“Their overall structure is similar," said Heupel, who went 2-0 against Kiffin while he coached UCF and Kiffin was Florida Atlantic's coach. "You’re trying to put people in conflict. You’re trying to play with tempo and use that as a weapon against the defense.”
Kiffin agreed that there are “a ton” of similarities between the two systems.
“The tempo aspect of it, how that's managed and practiced, how the receivers play positions and get the ball, all that stuff is the same,” Kiffin said.
Kiffin has returned to Neyland Stadium twice since his departure, both as Alabama’s offensive coordinator.
He is one of the most polarizing figures in East Tennessee
For some Tennessee fans, Kiffin remains persona non grata. For others, emotions have cooled in the nearly 12 years since Kiffin jilted the Vols.
A portion of Vols fans hoped UT would pursue Kiffin during the 2017 coaching search and again when the job opened in January.
Move past their similar offensive styles, and differences emerge between Kiffin and Heupel.
Kiffin’s quips and unfiltered nature draw constant media attention, and he’s mastered the Twitter Arts.
Two Saturdays ago, Kiffin became a punchline after he advised TV viewers to get their popcorn ready before Ole Miss’ game at Alabama. Then the Rebels got trounced. Kiffin embraced the joke by tweeting a couple of popcorn photos in the days that followed, and Ole Miss offered free popcorn to the first 5,000 fans who attended Saturday’s 52-51 victory over Arkansas.
Heupel is less likely to make headlines, and he fires off fewer tweets.
But both coaches pile up points at a warp-speed rate, which should make Saturday night worthy of some popcorn.
Blake Toppmeyer is an SEC Columnist for the USA TODAY Network.

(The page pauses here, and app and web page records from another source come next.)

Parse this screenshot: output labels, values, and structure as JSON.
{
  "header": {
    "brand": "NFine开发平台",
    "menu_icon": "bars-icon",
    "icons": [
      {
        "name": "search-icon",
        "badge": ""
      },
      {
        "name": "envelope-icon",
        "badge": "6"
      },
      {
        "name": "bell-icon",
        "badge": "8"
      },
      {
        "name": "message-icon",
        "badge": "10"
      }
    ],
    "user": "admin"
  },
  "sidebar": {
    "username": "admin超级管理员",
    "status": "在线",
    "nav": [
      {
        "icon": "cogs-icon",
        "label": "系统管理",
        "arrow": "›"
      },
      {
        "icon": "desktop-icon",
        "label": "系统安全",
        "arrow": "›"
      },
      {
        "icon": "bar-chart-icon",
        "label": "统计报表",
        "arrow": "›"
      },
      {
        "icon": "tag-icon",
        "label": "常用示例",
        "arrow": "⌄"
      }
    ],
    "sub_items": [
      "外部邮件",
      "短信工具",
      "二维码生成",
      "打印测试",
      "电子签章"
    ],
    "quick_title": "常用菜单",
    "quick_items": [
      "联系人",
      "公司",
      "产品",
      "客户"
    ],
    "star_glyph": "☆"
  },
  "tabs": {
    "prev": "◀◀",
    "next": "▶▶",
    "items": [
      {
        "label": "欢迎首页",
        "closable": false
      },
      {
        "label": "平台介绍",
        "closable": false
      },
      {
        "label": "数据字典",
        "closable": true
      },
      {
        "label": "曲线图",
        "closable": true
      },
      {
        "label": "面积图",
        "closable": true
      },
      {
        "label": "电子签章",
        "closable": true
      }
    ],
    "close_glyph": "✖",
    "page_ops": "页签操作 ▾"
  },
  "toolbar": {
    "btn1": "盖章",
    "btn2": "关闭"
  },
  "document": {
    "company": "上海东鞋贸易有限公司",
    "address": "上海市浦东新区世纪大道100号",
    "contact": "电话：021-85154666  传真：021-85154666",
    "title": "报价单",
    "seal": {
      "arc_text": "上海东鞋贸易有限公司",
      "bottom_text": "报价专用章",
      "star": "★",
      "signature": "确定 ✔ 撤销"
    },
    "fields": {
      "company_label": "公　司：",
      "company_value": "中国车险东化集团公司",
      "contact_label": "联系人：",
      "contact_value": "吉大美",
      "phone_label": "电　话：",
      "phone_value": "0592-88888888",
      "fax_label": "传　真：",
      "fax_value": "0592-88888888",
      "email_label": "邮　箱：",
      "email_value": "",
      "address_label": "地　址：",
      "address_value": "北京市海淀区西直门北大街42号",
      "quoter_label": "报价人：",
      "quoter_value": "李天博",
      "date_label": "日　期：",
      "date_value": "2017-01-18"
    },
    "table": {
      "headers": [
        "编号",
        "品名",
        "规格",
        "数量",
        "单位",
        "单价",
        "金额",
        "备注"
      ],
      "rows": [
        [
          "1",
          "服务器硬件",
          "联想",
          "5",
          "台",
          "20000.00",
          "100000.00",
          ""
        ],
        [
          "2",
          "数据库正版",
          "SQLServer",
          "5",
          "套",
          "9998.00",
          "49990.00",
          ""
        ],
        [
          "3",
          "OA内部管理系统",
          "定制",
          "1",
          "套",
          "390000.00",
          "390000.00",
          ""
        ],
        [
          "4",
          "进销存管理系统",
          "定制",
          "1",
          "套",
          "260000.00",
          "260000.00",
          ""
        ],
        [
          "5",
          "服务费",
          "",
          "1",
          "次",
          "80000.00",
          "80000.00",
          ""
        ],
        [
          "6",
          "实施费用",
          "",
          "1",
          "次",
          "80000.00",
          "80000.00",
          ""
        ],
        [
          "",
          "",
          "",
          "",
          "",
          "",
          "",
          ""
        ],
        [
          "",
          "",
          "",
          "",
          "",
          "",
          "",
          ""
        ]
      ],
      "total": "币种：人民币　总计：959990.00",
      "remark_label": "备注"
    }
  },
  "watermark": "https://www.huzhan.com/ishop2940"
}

Email him at BToppmeyer@gannett.com and follow him on Twitter @btoppmeyer. If you enjoy Blake’s coverage, consider a digital subscription that will allow you access to all of it.